**WHAT TO WORK ON:**
A complete and exact copy of the data below is required.

[App and web page records]
= Beginning of Section =
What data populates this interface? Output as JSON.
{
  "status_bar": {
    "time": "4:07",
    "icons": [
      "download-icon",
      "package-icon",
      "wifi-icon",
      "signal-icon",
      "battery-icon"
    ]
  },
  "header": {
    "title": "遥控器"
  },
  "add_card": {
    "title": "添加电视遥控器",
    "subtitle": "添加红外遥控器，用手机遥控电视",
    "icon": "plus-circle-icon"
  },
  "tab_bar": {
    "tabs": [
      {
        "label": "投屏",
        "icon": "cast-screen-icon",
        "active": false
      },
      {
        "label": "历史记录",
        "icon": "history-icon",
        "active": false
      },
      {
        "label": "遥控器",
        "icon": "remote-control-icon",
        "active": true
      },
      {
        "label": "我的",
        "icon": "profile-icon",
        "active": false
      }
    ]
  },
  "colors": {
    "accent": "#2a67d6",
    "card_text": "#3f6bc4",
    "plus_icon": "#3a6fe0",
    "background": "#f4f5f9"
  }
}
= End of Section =
**WORKED SOLUTION:**
What data populates this interface? Output as JSON.
{
  "status_bar": {
    "time": "4:07",
    "icons": [
      "download-icon",
      "package-icon",
      "wifi-icon",
      "signal-icon",
      "battery-icon"
    ]
  },
  "header": {
    "title": "遥控器"
  },
  "add_card": {
    "title": "添加电视遥控器",
    "subtitle": "添加红外遥控器，用手机遥控电视",
    "icon": "plus-circle-icon"
  },
  "tab_bar": {
    "tabs": [
      {
        "label": "投屏",
        "icon": "cast-screen-icon",
        "active": false
      },
      {
        "label": "历史记录",
        "icon": "history-icon",
        "active": false
      },
      {
        "label": "遥控器",
        "icon": "remote-control-icon",
        "active": true
      },
      {
        "label": "我的",
        "icon": "profile-icon",
        "active": false
      }
    ]
  },
  "colors": {
    "accent": "#2a67d6",
    "card_text": "#3f6bc4",
    "plus_icon": "#3a6fe0",
    "background": "#f4f5f9"
  }
}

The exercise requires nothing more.